Task statement:
Give every entry again, word for word.

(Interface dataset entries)
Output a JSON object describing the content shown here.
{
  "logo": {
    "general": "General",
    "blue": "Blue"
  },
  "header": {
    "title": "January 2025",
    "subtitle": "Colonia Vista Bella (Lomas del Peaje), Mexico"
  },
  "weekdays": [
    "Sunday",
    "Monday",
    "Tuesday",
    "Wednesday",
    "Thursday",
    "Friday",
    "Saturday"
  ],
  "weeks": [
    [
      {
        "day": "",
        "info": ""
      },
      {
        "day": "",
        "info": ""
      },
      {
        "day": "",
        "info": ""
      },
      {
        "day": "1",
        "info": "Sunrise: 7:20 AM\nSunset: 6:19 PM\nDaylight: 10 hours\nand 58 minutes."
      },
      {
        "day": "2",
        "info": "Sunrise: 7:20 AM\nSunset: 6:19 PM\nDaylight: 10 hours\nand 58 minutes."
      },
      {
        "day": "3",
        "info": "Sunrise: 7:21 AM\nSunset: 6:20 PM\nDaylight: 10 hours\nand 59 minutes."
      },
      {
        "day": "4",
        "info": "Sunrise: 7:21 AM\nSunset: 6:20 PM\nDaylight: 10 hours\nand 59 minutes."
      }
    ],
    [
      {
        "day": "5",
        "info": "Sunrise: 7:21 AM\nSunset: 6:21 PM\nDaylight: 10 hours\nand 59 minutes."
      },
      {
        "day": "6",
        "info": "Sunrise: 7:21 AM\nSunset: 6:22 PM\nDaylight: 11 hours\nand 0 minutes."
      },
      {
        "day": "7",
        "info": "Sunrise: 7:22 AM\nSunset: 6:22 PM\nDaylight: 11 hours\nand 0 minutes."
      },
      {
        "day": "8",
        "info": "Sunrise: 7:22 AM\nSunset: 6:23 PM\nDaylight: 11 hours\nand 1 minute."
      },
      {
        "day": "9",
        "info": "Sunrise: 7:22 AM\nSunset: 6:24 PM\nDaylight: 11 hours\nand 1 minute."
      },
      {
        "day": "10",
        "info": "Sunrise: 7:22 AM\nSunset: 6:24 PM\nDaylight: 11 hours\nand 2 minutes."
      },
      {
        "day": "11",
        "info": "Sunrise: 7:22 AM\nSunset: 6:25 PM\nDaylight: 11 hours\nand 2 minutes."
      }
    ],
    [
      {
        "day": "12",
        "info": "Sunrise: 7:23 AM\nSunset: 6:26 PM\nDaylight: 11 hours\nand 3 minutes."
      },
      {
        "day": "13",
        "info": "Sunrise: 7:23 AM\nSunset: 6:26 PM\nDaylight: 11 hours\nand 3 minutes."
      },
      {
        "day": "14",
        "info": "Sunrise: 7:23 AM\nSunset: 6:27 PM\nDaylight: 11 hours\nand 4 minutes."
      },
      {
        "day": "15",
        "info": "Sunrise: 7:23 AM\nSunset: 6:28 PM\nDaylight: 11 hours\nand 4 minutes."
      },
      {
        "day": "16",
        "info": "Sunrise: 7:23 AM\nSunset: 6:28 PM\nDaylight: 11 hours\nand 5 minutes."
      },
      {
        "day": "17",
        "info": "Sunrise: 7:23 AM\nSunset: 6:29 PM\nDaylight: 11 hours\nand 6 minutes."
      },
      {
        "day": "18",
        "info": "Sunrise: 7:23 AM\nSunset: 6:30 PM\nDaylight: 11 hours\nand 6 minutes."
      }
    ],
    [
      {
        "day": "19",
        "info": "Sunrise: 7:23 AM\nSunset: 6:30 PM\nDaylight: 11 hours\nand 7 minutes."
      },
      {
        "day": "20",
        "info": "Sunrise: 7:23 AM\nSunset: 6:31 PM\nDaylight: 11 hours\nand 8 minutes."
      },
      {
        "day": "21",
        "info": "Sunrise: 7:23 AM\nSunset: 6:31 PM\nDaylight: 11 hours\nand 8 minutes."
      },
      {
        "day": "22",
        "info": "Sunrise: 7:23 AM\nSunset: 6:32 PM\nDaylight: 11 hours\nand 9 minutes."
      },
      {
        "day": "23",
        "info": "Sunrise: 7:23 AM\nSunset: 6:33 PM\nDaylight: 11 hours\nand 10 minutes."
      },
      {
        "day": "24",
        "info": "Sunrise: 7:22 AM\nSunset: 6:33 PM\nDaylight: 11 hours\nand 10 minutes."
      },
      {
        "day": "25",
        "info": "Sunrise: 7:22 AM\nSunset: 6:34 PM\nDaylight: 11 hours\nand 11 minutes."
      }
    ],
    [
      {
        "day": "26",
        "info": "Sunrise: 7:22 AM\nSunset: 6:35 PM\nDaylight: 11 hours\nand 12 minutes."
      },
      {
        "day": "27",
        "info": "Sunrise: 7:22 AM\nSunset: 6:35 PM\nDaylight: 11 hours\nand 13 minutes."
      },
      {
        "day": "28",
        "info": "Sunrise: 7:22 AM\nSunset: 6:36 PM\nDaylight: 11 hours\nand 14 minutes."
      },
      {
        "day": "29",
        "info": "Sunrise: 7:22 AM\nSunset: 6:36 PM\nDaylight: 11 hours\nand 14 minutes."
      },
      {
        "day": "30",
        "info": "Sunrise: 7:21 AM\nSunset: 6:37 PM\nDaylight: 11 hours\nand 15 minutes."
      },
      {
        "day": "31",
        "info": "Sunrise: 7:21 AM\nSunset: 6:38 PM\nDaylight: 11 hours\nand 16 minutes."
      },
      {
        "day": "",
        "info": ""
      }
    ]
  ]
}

Answer to the problem:
Output a JSON object describing the content shown here.
{
  "logo": {
    "general": "General",
    "blue": "Blue"
  },
  "header": {
    "title": "January 2025",
    "subtitle": "Colonia Vista Bella (Lomas del Peaje), Mexico"
  },
  "weekdays": [
    "Sunday",
    "Monday",
    "Tuesday",
    "Wednesday",
    "Thursday",
    "Friday",
    "Saturday"
  ],
  "weeks": [
    [
      {
        "day": "",
        "info": ""
      },
      {
        "day": "",
        "info": ""
      },
      {
        "day": "",
        "info": ""
      },
      {
        "day": "1",
        "info": "Sunrise: 7:20 AM\nSunset: 6:19 PM\nDaylight: 10 hours\nand 58 minutes."
      },
      {
        "day": "2",
        "info": "Sunrise: 7:20 AM\nSunset: 6:19 PM\nDaylight: 10 hours\nand 58 minutes."
      },
      {
        "day": "3",
        "info": "Sunrise: 7:21 AM\nSunset: 6:20 PM\nDaylight: 10 hours\nand 59 minutes."
      },
      {
        "day": "4",
        "info": "Sunrise: 7:21 AM\nSunset: 6:20 PM\nDaylight: 10 hours\nand 59 minutes."
      }
    ],
    [
      {
        "day": "5",
        "info": "Sunrise: 7:21 AM\nSunset: 6:21 PM\nDaylight: 10 hours\nand 59 minutes."
      },
      {
        "day": "6",
        "info": "Sunrise: 7:21 AM\nSunset: 6:22 PM\nDaylight: 11 hours\nand 0 minutes."
      },
      {
        "day": "7",
        "info": "Sunrise: 7:22 AM\nSunset: 6:22 PM\nDaylight: 11 hours\nand 0 minutes."
      },
      {
        "day": "8",
        "info": "Sunrise: 7:22 AM\nSunset: 6:23 PM\nDaylight: 11 hours\nand 1 minute."
      },
      {
        "day": "9",
        "info": "Sunrise: 7:22 AM\nSunset: 6:24 PM\nDaylight: 11 hours\nand 1 minute."
      },
      {
        "day": "10",
        "info": "Sunrise: 7:22 AM\nSunset: 6:24 PM\nDaylight: 11 hours\nand 2 minutes."
      },
      {
        "day": "11",
        "info": "Sunrise: 7:22 AM\nSunset: 6:25 PM\nDaylight: 11 hours\nand 2 minutes."
      }
    ],
    [
      {
        "day": "12",
        "info": "Sunrise: 7:23 AM\nSunset: 6:26 PM\nDaylight: 11 hours\nand 3 minutes."
      },
      {
        "day": "13",
        "info": "Sunrise: 7:23 AM\nSunset: 6:26 PM\nDaylight: 11 hours\nand 3 minutes."
      },
      {
        "day": "14",
        "info": "Sunrise: 7:23 AM\nSunset: 6:27 PM\nDaylight: 11 hours\nand 4 minutes."
      },
      {
        "day": "15",
        "info": "Sunrise: 7:23 AM\nSunset: 6:28 PM\nDaylight: 11 hours\nand 4 minutes."
      },
      {
        "day": "16",
        "info": "Sunrise: 7:23 AM\nSunset: 6:28 PM\nDaylight: 11 hours\nand 5 minutes."
      },
      {
        "day": "17",
        "info": "Sunrise: 7:23 AM\nSunset: 6:29 PM\nDaylight: 11 hours\nand 6 minutes."
      },
      {
        "day": "18",
        "info": "Sunrise: 7:23 AM\nSunset: 6:30 PM\nDaylight: 11 hours\nand 6 minutes."
      }
    ],
    [
      {
        "day": "19",
        "info": "Sunrise: 7:23 AM\nSunset: 6:30 PM\nDaylight: 11 hours\nand 7 minutes."
      },
      {
        "day": "20",
        "info": "Sunrise: 7:23 AM\nSunset: 6:31 PM\nDaylight: 11 hours\nand 8 minutes."
      },
      {
        "day": "21",
        "info": "Sunrise: 7:23 AM\nSunset: 6:31 PM\nDaylight: 11 hours\nand 8 minutes."
      },
      {
        "day": "22",
        "info": "Sunrise: 7:23 AM\nSunset: 6:32 PM\nDaylight: 11 hours\nand 9 minutes."
      },
      {
        "day": "23",
        "info": "Sunrise: 7:23 AM\nSunset: 6:33 PM\nDaylight: 11 hours\nand 10 minutes."
      },
      {
        "day": "24",
        "info": "Sunrise: 7:22 AM\nSunset: 6:33 PM\nDaylight: 11 hours\nand 10 minutes."
      },
      {
        "day": "25",
        "info": "Sunrise: 7:22 AM\nSunset: 6:34 PM\nDaylight: 11 hours\nand 11 minutes."
      }
    ],
    [
      {
        "day": "26",
        "info": "Sunrise: 7:22 AM\nSunset: 6:35 PM\nDaylight: 11 hours\nand 12 minutes."
      },
      {
        "day": "27",
        "info": "Sunrise: 7:22 AM\nSunset: 6:35 PM\nDaylight: 11 hours\nand 13 minutes."
      },
      {
        "day": "28",
        "info": "Sunrise: 7:22 AM\nSunset: 6:36 PM\nDaylight: 11 hours\nand 14 minutes."
      },
      {
        "day": "29",
        "info": "Sunrise: 7:22 AM\nSunset: 6:36 PM\nDaylight: 11 hours\nand 14 minutes."
      },
      {
        "day": "30",
        "info": "Sunrise: 7:21 AM\nSunset: 6:37 PM\nDaylight: 11 hours\nand 15 minutes."
      },
      {
        "day": "31",
        "info": "Sunrise: 7:21 AM\nSunset: 6:38 PM\nDaylight: 11 hours\nand 16 minutes."
      },
      {
        "day": "",
        "info": ""
      }
    ]
  ]
}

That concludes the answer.